Professor Ken Howard graduated from the University of Exeter in 1974 with Combined Honours in Physics and Geology, and obtained an MSc in Hydrogeology in 1975 and his PhD in 1979 from the University of Birmingham. He moved to the University of Toronto at Scarborough in 1981, becoming a full professor of hydrogeology with tenure in 1997. He has authored or co-authored more than 125 books and refereed journal articles and 40 full conference papers, produced numerous conference abstracts and made many invited presentations at conferences around the world.
Ken is certified as a hydrogeologist by the American Institute of Hydrology, chartered by the Geological Society of London and registered as a Professional Geoscientist with the Association of Professional Geoscientists of Ontario, Canada. His professional interests are broad and have ranged widely over the hydrogeological spectrum, but with special interest in the impacts of human activities on the quantity and quality of groundwater resources. His career has taken him across the world, to islands and continents, as a researcher, adviser to administrations and expert witness.
Ken has been a member of IAH since 1987. He was elected Chair of the IAH Commission on Groundwater in Urban Areas in 1997 and subsequently became Director of the IAH Urban Groundwater Network. He was elected to IAH Council in 2000, firstly as Regional Vice-president for North America and from 2008 as Vice-president for Scientific Programme Coordination. With his additional responsibilities on the IAH Executive Committee, he led the review and reform of the Association’s science commissions. In 2011 Ken received the President’s Award. He was Co-Chair of the organising committee for the 39th Congress of IAH held in Niagara Falls, Canada in 2012 and was special advisor to congresses in Australia in 2013 and South Korea in 2018. Ken was elected IAH President in 2012, stepping down to become Past President in 2016 and continuing his Council responsibilities until 2020.
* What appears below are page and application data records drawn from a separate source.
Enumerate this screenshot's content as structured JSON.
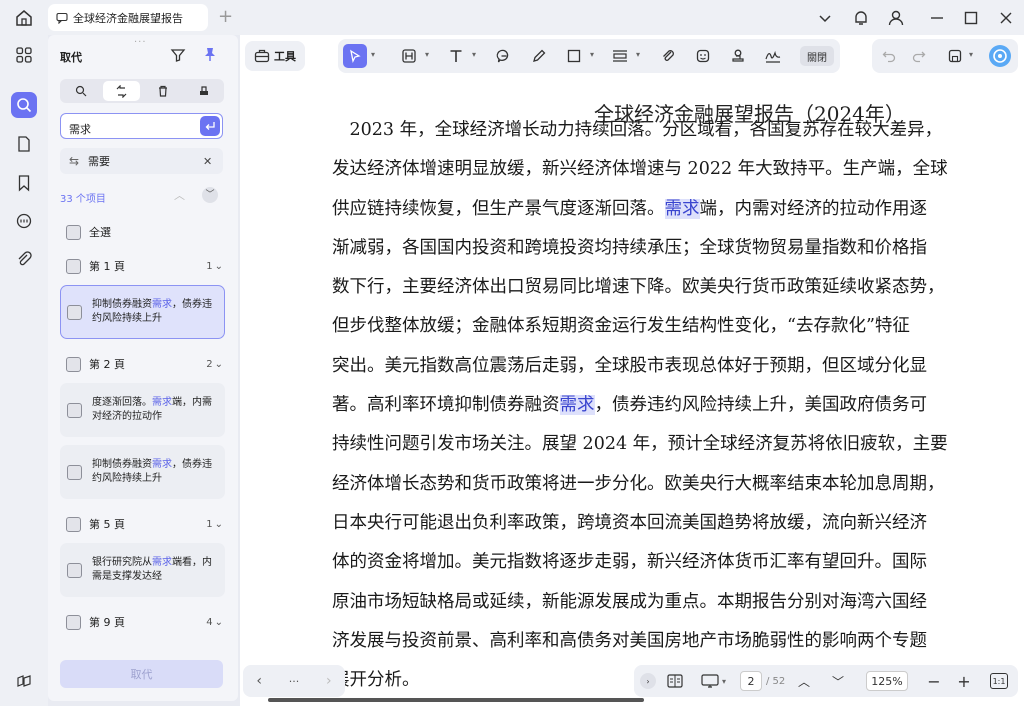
{
  "titlebar": {
    "tab_title": "全球经济金融展望报告",
    "new_tab": "+"
  },
  "panel": {
    "title": "取代",
    "search_value": "需求",
    "replace_value": "需要",
    "result_count": "33 个项目",
    "select_all": "全選",
    "replace_button": "取代",
    "groups": [
      {
        "page": "第 1 頁",
        "count": "1"
      },
      {
        "page": "第 2 頁",
        "count": "2"
      },
      {
        "page": "第 5 頁",
        "count": "1"
      },
      {
        "page": "第 9 頁",
        "count": "4"
      }
    ],
    "results": [
      {
        "before": "抑制债券融资",
        "match": "需求",
        "after": "，债券违约风险持续上升"
      },
      {
        "before": "度逐渐回落。",
        "match": "需求",
        "after": "端，内需对经济的拉动作"
      },
      {
        "before": "抑制债券融资",
        "match": "需求",
        "after": "，债券违约风险持续上升"
      },
      {
        "before": "银行研究院从",
        "match": "需求",
        "after": "端看，内需是支撑发达经"
      }
    ]
  },
  "toolbar": {
    "tool_label": "工具",
    "close_label": "關閉"
  },
  "document": {
    "cut_heading": "全球经济金融展望报告（2024年）",
    "lines": [
      "　2023 年，全球经济增长动力持续回落。分区域看，各国复苏存在较大差异，",
      "发达经济体增速明显放缓，新兴经济体增速与 2022 年大致持平。生产端，全球",
      "供应链持续恢复，但生产景气度逐渐回落。",
      "渐减弱，各国国内投资和跨境投资均持续承压；全球货物贸易量指数和价格指",
      "数下行，主要经济体出口贸易同比增速下降。欧美央行货币政策延续收紧态势，",
      "但步伐整体放缓；金融体系短期资金运行发生结构性变化，“去存款化”特征",
      "突出。美元指数高位震荡后走弱，全球股市表现总体好于预期，但区域分化显",
      "著。高利率环境抑制债券融资",
      "持续性问题引发市场关注。展望 2024 年，预计全球经济复苏将依旧疲软，主要",
      "经济体增长态势和货币政策将进一步分化。欧美央行大概率结束本轮加息周期，",
      "日本央行可能退出负利率政策，跨境资本回流美国趋势将放缓，流向新兴经济",
      "体的资金将增加。美元指数将逐步走弱，新兴经济体货币汇率有望回升。国际",
      "原油市场短缺格局或延续，新能源发展成为重点。本期报告分别对海湾六国经",
      "济发展与投资前景、高利率和高债务对美国房地产市场脆弱性的影响两个专题",
      "展开分析。"
    ],
    "match": "需求",
    "line3_after": "端，内需对经济的拉动作用逐",
    "line8_after": "，债券违约风险持续上升，美国政府债务可"
  },
  "bottombar": {
    "current_page": "2",
    "total_pages": "/ 52",
    "zoom": "125%",
    "more": "···"
  },
  "colors": {
    "accent": "#6b73f2",
    "highlight": "#dde0fb"
  }
}
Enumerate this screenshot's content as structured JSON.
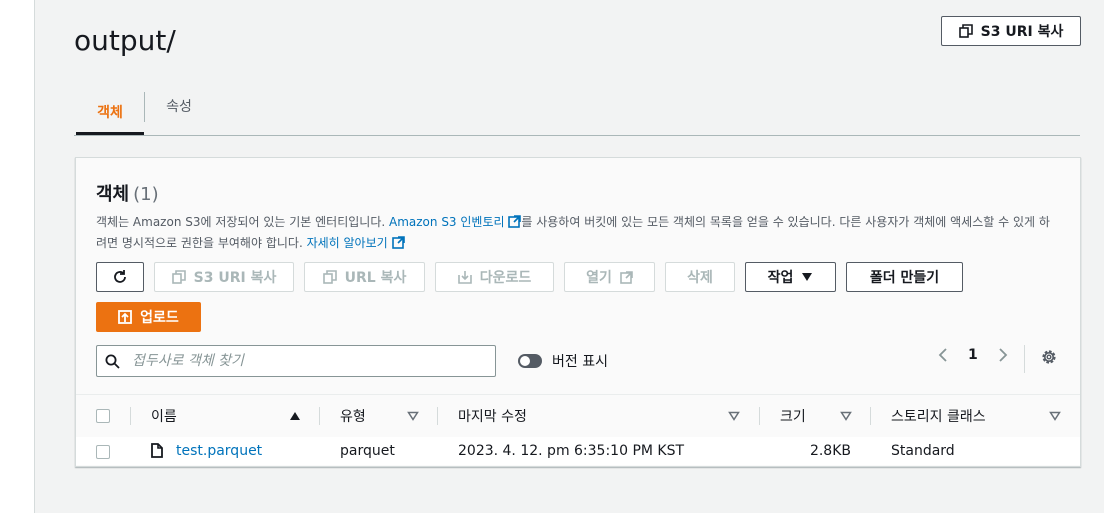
{
  "page": {
    "title": "output/",
    "copy_s3_uri_label": "S3 URI 복사"
  },
  "tabs": [
    {
      "label": "객체",
      "active": true
    },
    {
      "label": "속성",
      "active": false
    }
  ],
  "objects_panel": {
    "title": "객체",
    "count": "(1)",
    "description_part1": "객체는 Amazon S3에 저장되어 있는 기본 엔터티입니다. ",
    "inventory_link": "Amazon S3 인벤토리",
    "description_part2": "를 사용하여 버킷에 있는 모든 객체의 목록을 얻을 수 있습니다. 다른 사용자가 객체에 액세스할 수 있게 하려면 명시적으로 권한을 부여해야 합니다. ",
    "learn_more_link": "자세히 알아보기"
  },
  "toolbar": {
    "refresh_icon": "refresh-icon",
    "copy_s3_uri": "S3 URI 복사",
    "copy_url": "URL 복사",
    "download": "다운로드",
    "open": "열기",
    "delete": "삭제",
    "actions": "작업",
    "create_folder": "폴더 만들기",
    "upload": "업로드"
  },
  "search": {
    "placeholder": "접두사로 객체 찾기"
  },
  "versions_toggle": {
    "label": "버전 표시",
    "on": false
  },
  "pagination": {
    "current_page": "1"
  },
  "table": {
    "columns": [
      "이름",
      "유형",
      "마지막 수정",
      "크기",
      "스토리지 클래스"
    ],
    "rows": [
      {
        "name": "test.parquet",
        "type": "parquet",
        "last_modified": "2023. 4. 12. pm 6:35:10 PM KST",
        "size": "2.8KB",
        "storage_class": "Standard"
      }
    ]
  },
  "colors": {
    "accent_orange": "#ec7211",
    "link_blue": "#0073bb",
    "text": "#16191f",
    "disabled": "#aab7b8"
  }
}
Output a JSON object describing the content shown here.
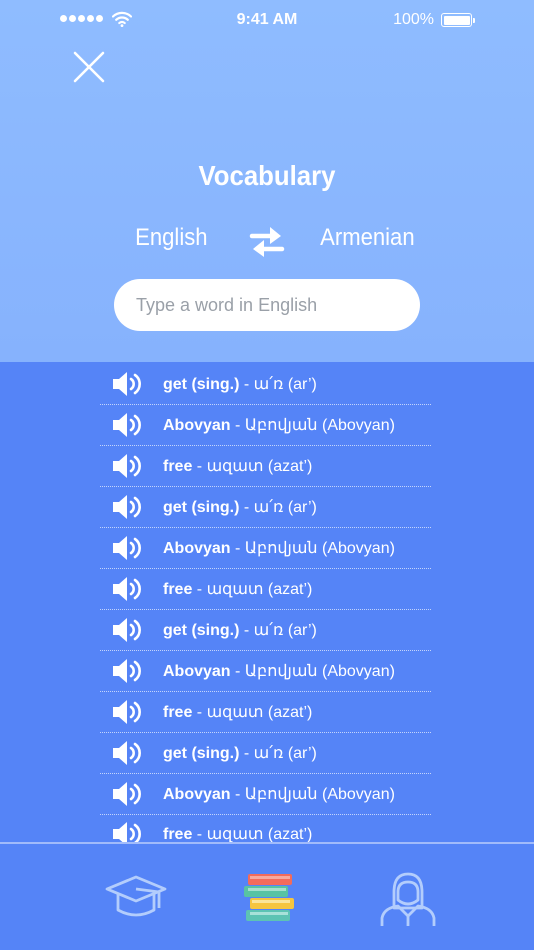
{
  "status_bar": {
    "time": "9:41 AM",
    "battery_percent": "100%",
    "battery_level": 1.0
  },
  "header": {
    "title": "Vocabulary",
    "source_language": "English",
    "target_language": "Armenian",
    "search_placeholder": "Type a word in English"
  },
  "vocab_list": [
    {
      "word": "get (sing.)",
      "rest": " - ա՛ռ (ar’)"
    },
    {
      "word": "Abovyan",
      "rest": " - Աբովյան (Abovyan)"
    },
    {
      "word": "free",
      "rest": " - ազատ (azat’)"
    },
    {
      "word": "get (sing.)",
      "rest": " - ա՛ռ (ar’)"
    },
    {
      "word": "Abovyan",
      "rest": " - Աբովյան (Abovyan)"
    },
    {
      "word": "free",
      "rest": " - ազատ (azat’)"
    },
    {
      "word": "get (sing.)",
      "rest": " - ա՛ռ (ar’)"
    },
    {
      "word": "Abovyan",
      "rest": " - Աբովյան (Abovyan)"
    },
    {
      "word": "free",
      "rest": " - ազատ (azat’)"
    },
    {
      "word": "get (sing.)",
      "rest": " - ա՛ռ (ar’)"
    },
    {
      "word": "Abovyan",
      "rest": " - Աբովյան (Abovyan)"
    },
    {
      "word": "free",
      "rest": " - ազատ (azat’)"
    }
  ],
  "tabs": [
    {
      "icon": "graduation-cap-icon",
      "active": false
    },
    {
      "icon": "books-icon",
      "active": true
    },
    {
      "icon": "person-icon",
      "active": false
    }
  ],
  "colors": {
    "header": "#8fbcff",
    "list_bg": "#5584f7",
    "text": "#ffffff",
    "tab_inactive": "#b3cdfc"
  }
}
For his long-term contribution to the work of the Association, Ken well deserves the award of Honorary Membership.
Dr Voss received his bachelor’s degree in Physics from Bucknell University in 1971, attended a master’s degree program in Geophysics at Boston College until 1973, and received a master’s degree in Hydrology and Civil Engineering from Princeton University in 1975. He was awarded his PhD in Water Resources and Civil Engineering from Princeton in 1978.
Cliff is recognized as an international expert on groundwater modelling. The practical methodology and models he developed are in standard use worldwide. He consults extensively on groundwater system evaluation and management and he lectures worldwide. He has advised on nuclear waste repository safety, transboundary water resource management, sustainability of water supply, coastal saltwater intrusion, hydrology of cold regions, and potential climate-change impacts across the world.
Cliff received the prestigious IAH Presidents’ Award in 2005 and the NWWA-Association of Groundwater Scientists & Engineers Special Recognition Award in 1990. In 1998 Cliff was elected a Fellow of the Geological Society America (GSA) and in 2015 he was selected as the GSA Birdsall-Dreiss Distinguished Lecturer.
Since 1994, Cliff has been the Executive Editor of Hydrogeology Journal, the official journal of the IAH. During his twenty-six years of leadership, ‘HJ’ has become the leading international scientific forum for hydrogeology and its co-disciplines, with a large and still-increasing worldwide readership. Its articles cover theoretical advances in groundwater science and practical applications in groundwater-resource management. HJ is noted for its theme issues that Cliff organizes each year. Cliff has managed and nurtured all aspects of the Journal’s development: its direction, scope, and policy; staffing of the Editorial Office, Editors, and the Editorial Board of Associate Editors. He has coordinated the Journal’s management with the publisher, Springer Nature, and the IAH Executive Committee. He has ensured that Hydrogeology Journal remains a widely accessible forum for scientists, researchers, engineers, and practitioners in developing and industrialised countries alike.
For his long-term contribution to the work of the Association, Cliff fully deserves the award of Honorary Membership.